Only the text of the records belongs in the answer, copied exactly, with every picture omitted.

-------------------------

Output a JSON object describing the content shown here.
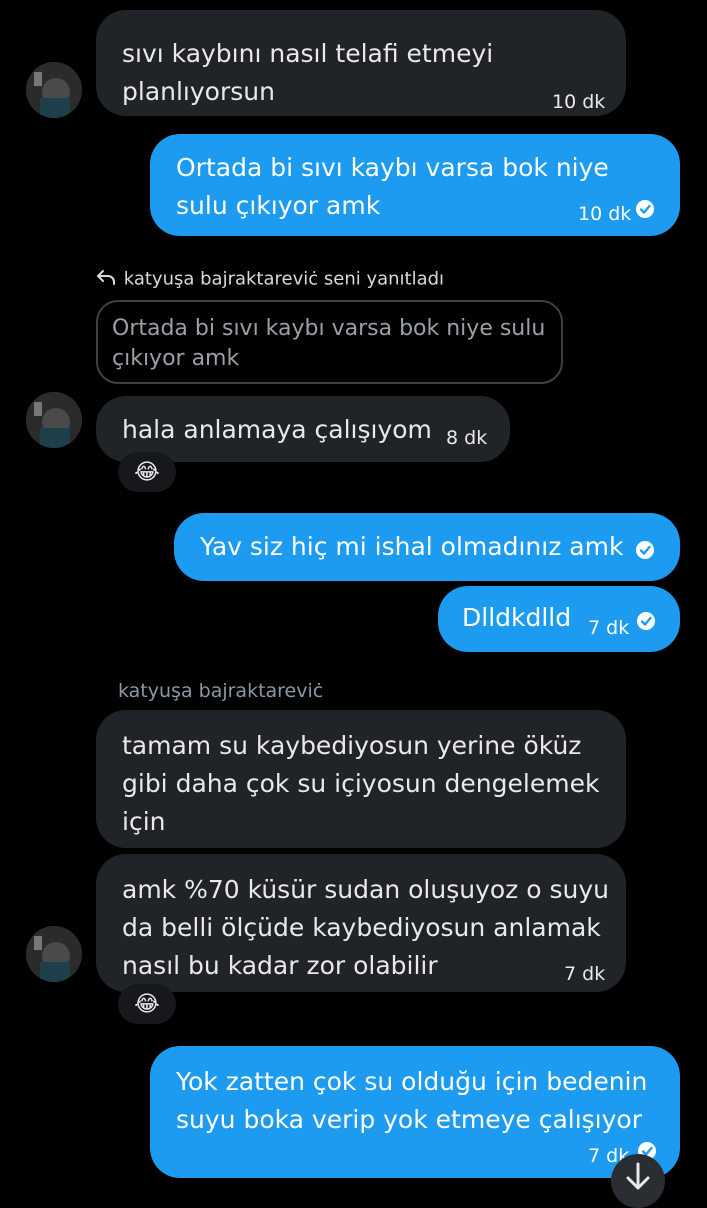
{
  "messages": [
    {
      "lines": [
        "sıvı kaybını nasıl telafi etmeyi",
        "planlıyorsun"
      ],
      "time": "10 dk"
    },
    {
      "lines": [
        "Ortada bi sıvı kaybı varsa bok niye",
        "sulu çıkıyor amk"
      ],
      "time": "10 dk"
    },
    {
      "reply_header": "katyuşa bajraktareviċ seni yanıtladı",
      "quoted_lines": [
        "Ortada bi sıvı kaybı varsa bok niye sulu",
        "çıkıyor amk"
      ]
    },
    {
      "lines": [
        "hala anlamaya çalışıyom"
      ],
      "time": "8 dk",
      "reaction": "😂"
    },
    {
      "lines": [
        "Yav siz hiç mi ishal olmadınız amk"
      ]
    },
    {
      "lines": [
        "Dlldkdlld"
      ],
      "time": "7 dk"
    },
    {
      "sender": "katyuşa bajraktareviċ"
    },
    {
      "lines": [
        "tamam su kaybediyosun yerine öküz",
        "gibi daha çok su içiyosun dengelemek",
        "için"
      ]
    },
    {
      "lines": [
        "amk %70 küsür sudan oluşuyoz o suyu",
        "da belli ölçüde kaybediyosun anlamak",
        "nasıl bu kadar zor olabilir"
      ],
      "time": "7 dk",
      "reaction": "😂"
    },
    {
      "lines": [
        "Yok zatten çok su olduğu için bedenin",
        "suyu boka verip yok etmeye çalışıyor"
      ],
      "time": "7 dk"
    }
  ],
  "icons": {
    "reply": "reply-arrow-icon",
    "read": "check-circle-icon",
    "scroll": "arrow-down-icon"
  }
}
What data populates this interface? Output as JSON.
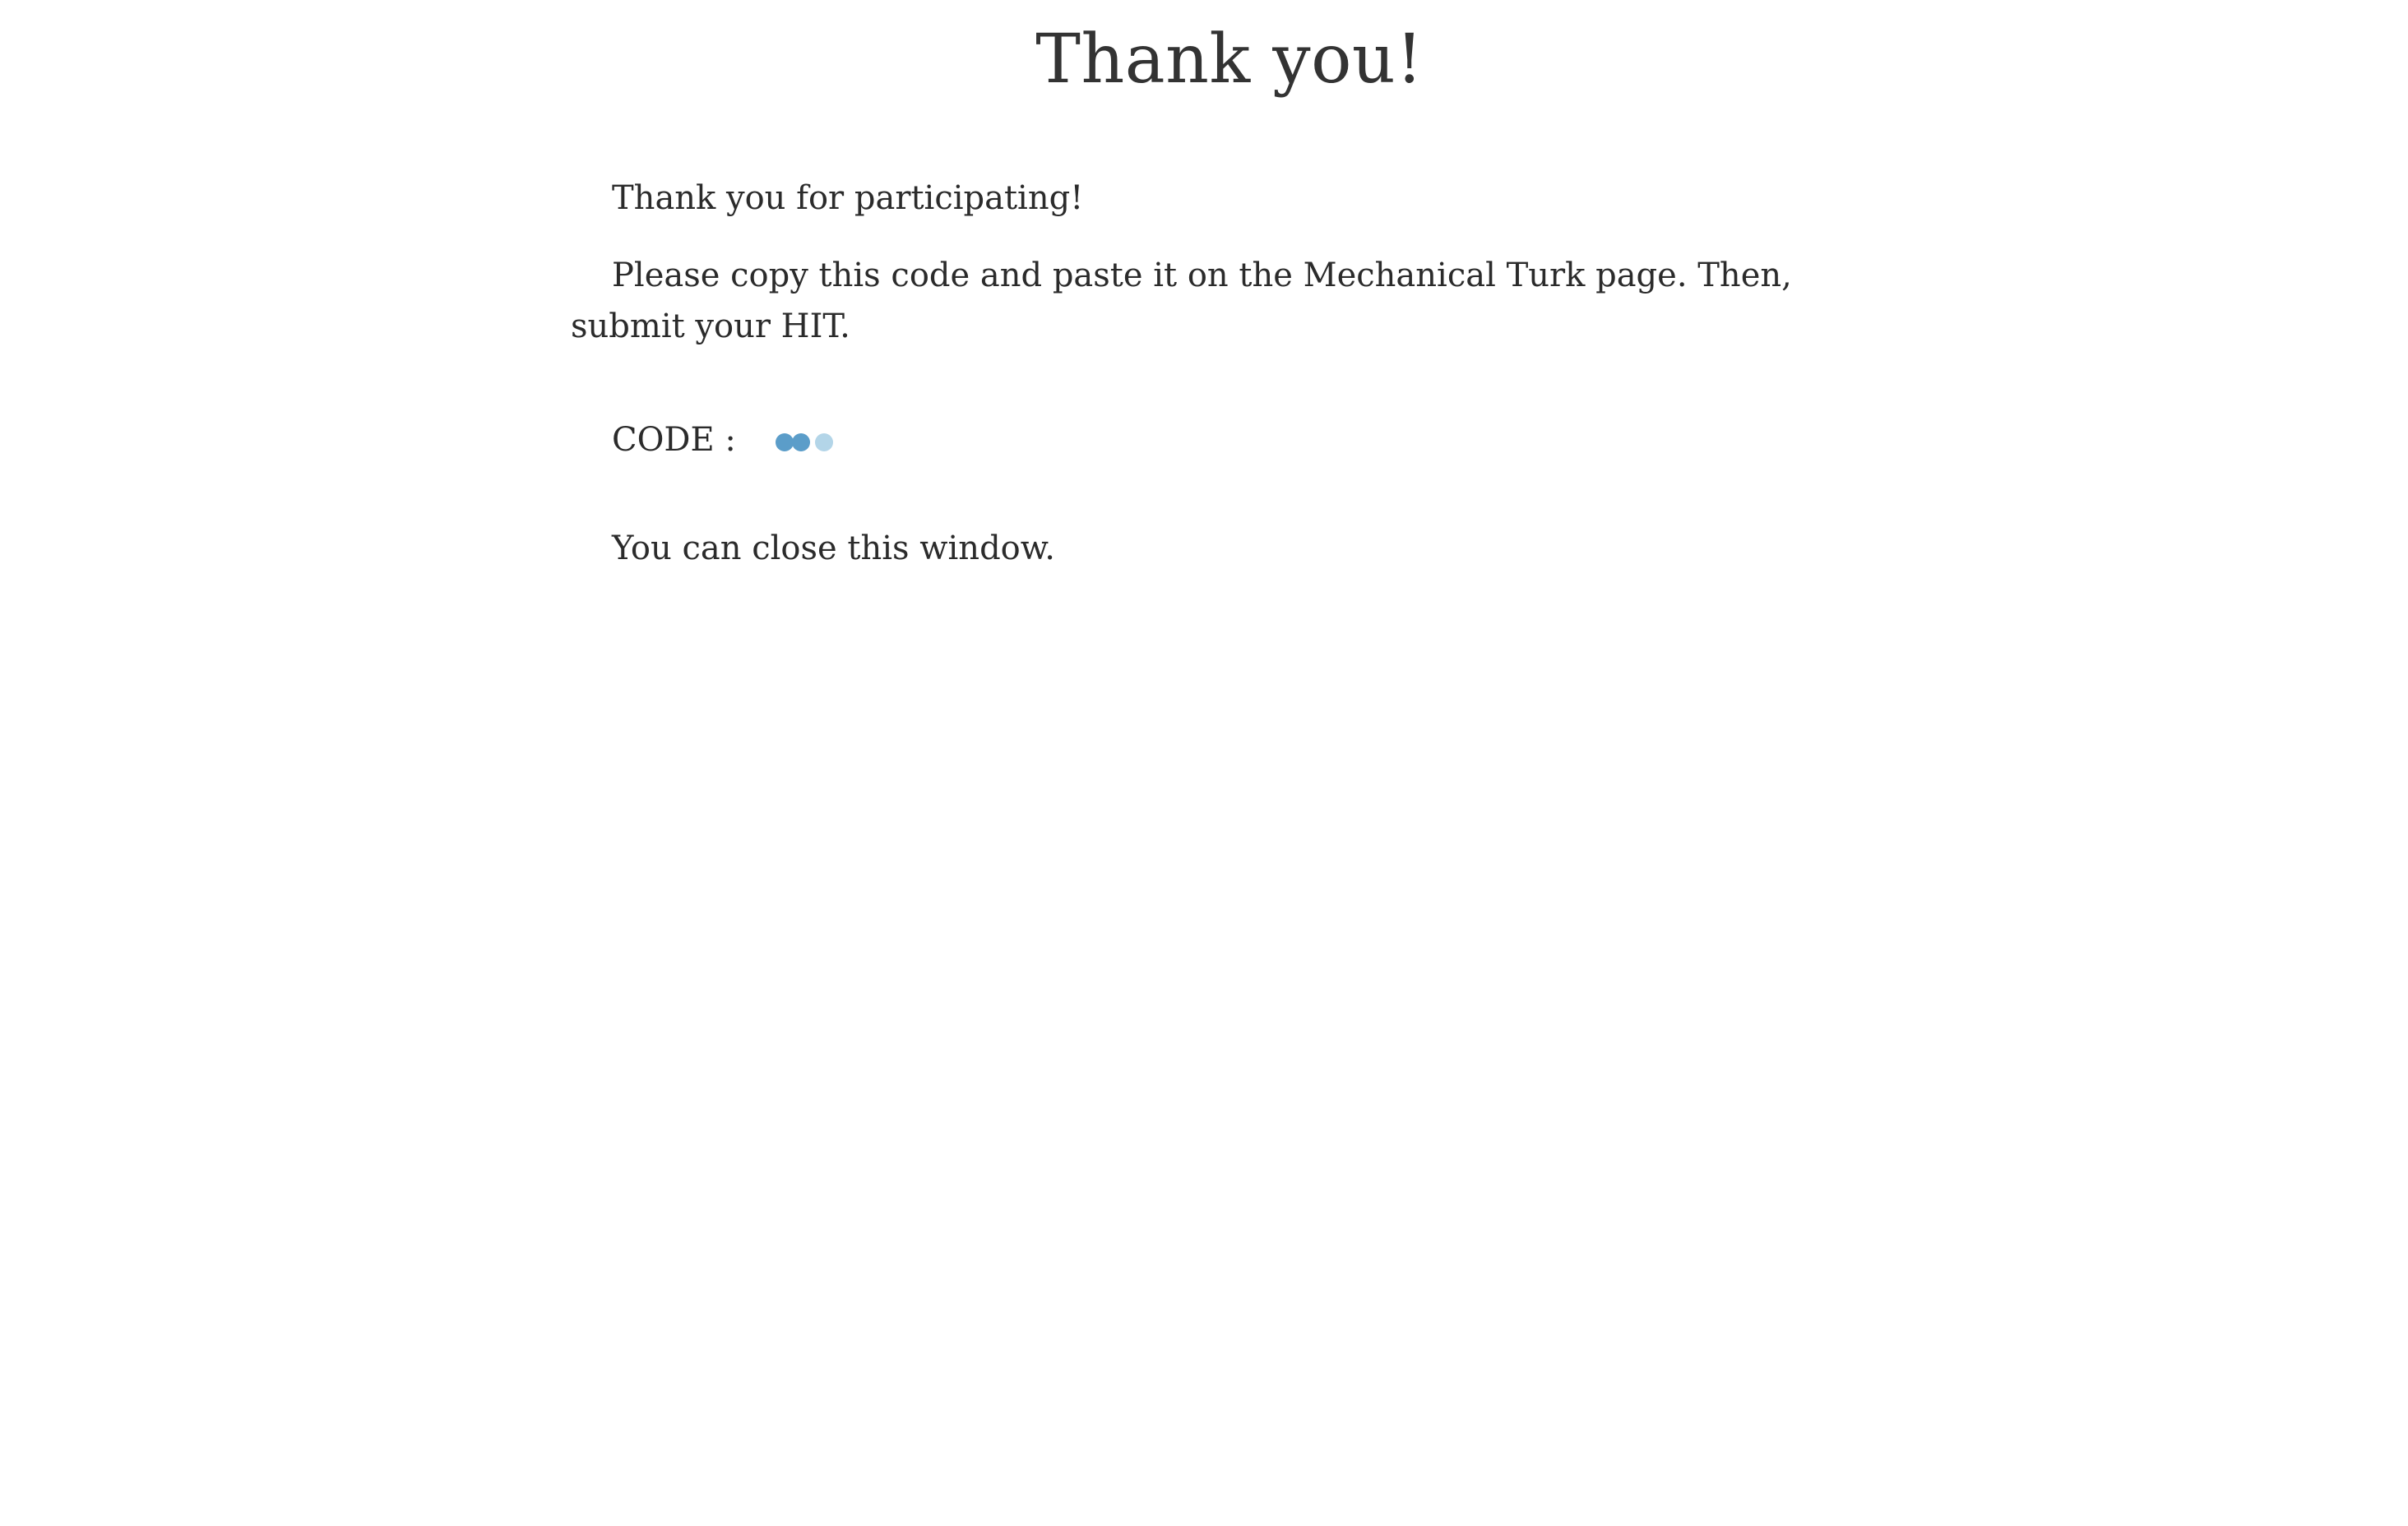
{
  "page": {
    "title": "Thank you!",
    "messages": {
      "participation": "Thank you for participating!",
      "instructions": "Please copy this code and paste it on the Mechanical Turk page. Then, submit your HIT.",
      "code_label": "CODE :",
      "close_note": "You can close this window."
    },
    "code_loading_icon": "loading-dots-icon",
    "colors": {
      "text": "#2b2b2b",
      "loader_dark": "#5b9dc9",
      "loader_light": "#b3d5e8",
      "background": "#ffffff"
    }
  }
}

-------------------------

▶ [Exercise answer]
Output a JSON object describing the content shown here.
{
  "messages": [
    {
      "lines": [
        "sıvı kaybını nasıl telafi etmeyi",
        "planlıyorsun"
      ],
      "time": "10 dk"
    },
    {
      "lines": [
        "Ortada bi sıvı kaybı varsa bok niye",
        "sulu çıkıyor amk"
      ],
      "time": "10 dk"
    },
    {
      "reply_header": "katyuşa bajraktareviċ seni yanıtladı",
      "quoted_lines": [
        "Ortada bi sıvı kaybı varsa bok niye sulu",
        "çıkıyor amk"
      ]
    },
    {
      "lines": [
        "hala anlamaya çalışıyom"
      ],
      "time": "8 dk",
      "reaction": "😂"
    },
    {
      "lines": [
        "Yav siz hiç mi ishal olmadınız amk"
      ]
    },
    {
      "lines": [
        "Dlldkdlld"
      ],
      "time": "7 dk"
    },
    {
      "sender": "katyuşa bajraktareviċ"
    },
    {
      "lines": [
        "tamam su kaybediyosun yerine öküz",
        "gibi daha çok su içiyosun dengelemek",
        "için"
      ]
    },
    {
      "lines": [
        "amk %70 küsür sudan oluşuyoz o suyu",
        "da belli ölçüde kaybediyosun anlamak",
        "nasıl bu kadar zor olabilir"
      ],
      "time": "7 dk",
      "reaction": "😂"
    },
    {
      "lines": [
        "Yok zatten çok su olduğu için bedenin",
        "suyu boka verip yok etmeye çalışıyor"
      ],
      "time": "7 dk"
    }
  ],
  "icons": {
    "reply": "reply-arrow-icon",
    "read": "check-circle-icon",
    "scroll": "arrow-down-icon"
  }
}
What data populates this interface? Output as JSON.
{
  "page": {
    "title": "Thank you!",
    "messages": {
      "participation": "Thank you for participating!",
      "instructions": "Please copy this code and paste it on the Mechanical Turk page. Then, submit your HIT.",
      "code_label": "CODE :",
      "close_note": "You can close this window."
    },
    "code_loading_icon": "loading-dots-icon",
    "colors": {
      "text": "#2b2b2b",
      "loader_dark": "#5b9dc9",
      "loader_light": "#b3d5e8",
      "background": "#ffffff"
    }
  }
}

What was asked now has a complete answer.